Wordsworth's Poetical Works

Wordsworth's Poetical Works Study Guide

William Wordsworth, along with Robert Southey and Samuel Coleridge, is one of the "Lakeland Poets," a group that is widely credited with beginning the English Romantic Movement. The movement was characterized by a rejection of the Enlightenment, which focused on reason, logic, and structure. Romanticism, on the other hand, focuses on emotion and imagination. Often the poets are called "nature poets" because of their emphasis on man's connection to nature. Wordsworth addressed this connection in poems such as "Lines Composed a Few Miles above Tintern Abbey," "Ode; Intimations of Immortality," and "I wandered lonely as a cloud." The stress placed on the importance of imagination and the sublime in the English Romantic Movement subsequently inspired the American Romantic Movement, which was headed by Ralph Waldo Emerson and Henry David Thoreau, and followed up by Herman Melville and Nathaniel Hawthorne, among others. The most famous poets of the English Romantic Movement are William Wordsworth, Samuel Coleridge, William Blake, Lord Byron, Percy Bysshe Shelley, and John Keats.

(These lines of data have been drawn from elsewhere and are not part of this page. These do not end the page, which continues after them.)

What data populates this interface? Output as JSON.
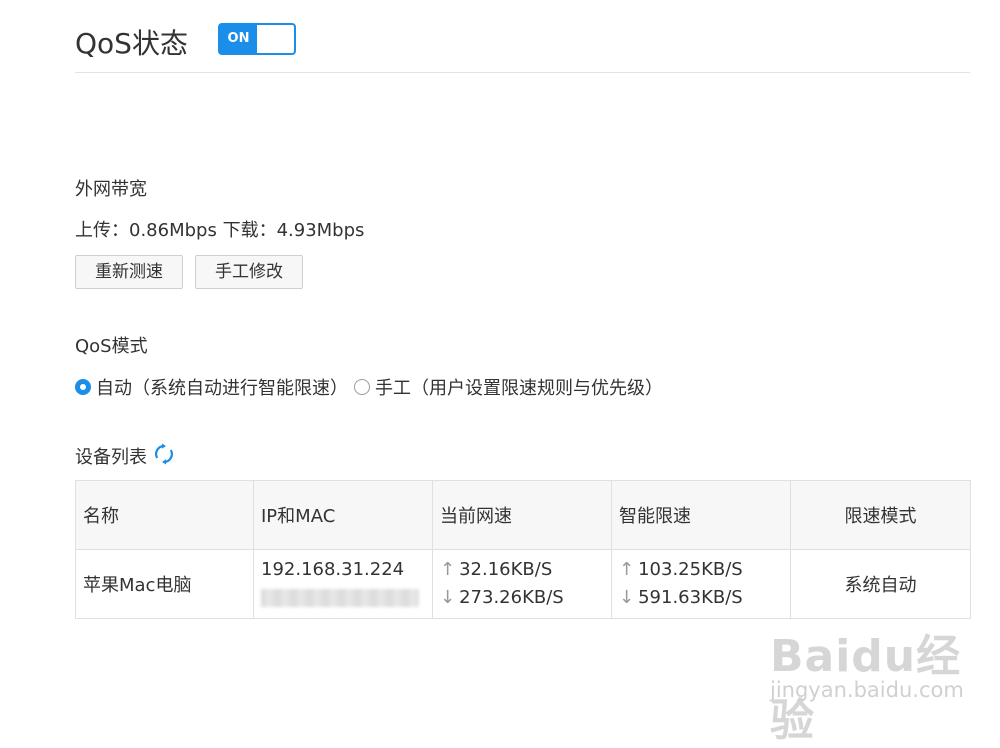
{
  "header": {
    "title": "QoS状态",
    "toggle": {
      "label": "ON",
      "state": "on",
      "color": "#1a8ee8"
    }
  },
  "bandwidth": {
    "title": "外网带宽",
    "upload_label": "上传：",
    "upload_value": "0.86Mbps",
    "download_label": "下载：",
    "download_value": "4.93Mbps",
    "retest_button": "重新测速",
    "manual_button": "手工修改"
  },
  "qos_mode": {
    "title": "QoS模式",
    "options": [
      {
        "label": "自动（系统自动进行智能限速）",
        "selected": true
      },
      {
        "label": "手工（用户设置限速规则与优先级）",
        "selected": false
      }
    ]
  },
  "device_list": {
    "title": "设备列表",
    "refresh_icon": "refresh-icon",
    "columns": [
      "名称",
      "IP和MAC",
      "当前网速",
      "智能限速",
      "限速模式"
    ],
    "rows": [
      {
        "name": "苹果Mac电脑",
        "ip": "192.168.31.224",
        "current_up": "32.16KB/S",
        "current_down": "273.26KB/S",
        "limit_up": "103.25KB/S",
        "limit_down": "591.63KB/S",
        "mode": "系统自动"
      }
    ]
  },
  "watermark": {
    "logo": "Baidu经验",
    "url": "jingyan.baidu.com"
  },
  "colors": {
    "accent": "#1a8ee8",
    "muted": "#999999",
    "border": "#e0e0e0"
  }
}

Wordsworth's poetry is distinguished by his straightforward use of language and meter and his natural and often colloquial themes and imagery. This is not to say, however, that Wordsworth's ideas are simple. He weaves several ideas throughout his poetic works, including the importance of the natural world, transcendentalism and interconnectedness, religion, morality, mortality, memory and the power of the human mind.

Wordsworth began publishing in 1793, at the age of 23, with a collection of poetry about a tour he took in the Swiss Alps - Descriptive Sketches. In 1798 Wordsworth and Coleridge published Lyrical Ballads, with a Few Other Poems anonymously. In 1800 the two published another edition of Lyrical Ballads that included Wordsworth's famous preface highlighting several of the key ideas of the Romantic Movement. Wordsworth published Elegiac Stanzas and Poems in two volumes in 1803 and 1805 respectively, followed by The Excursion in 1812, Collected Poems in 1815, and Peter Bell and The Waggoner in 1819. Wordsworth published Ecclesiastical Sketches in 1822. After Wordsworth's death, his wife published Preface, which was previously known only as "Poem for Coleridge." At the time of his death, Wordsworth was known in England as the best poet in the world.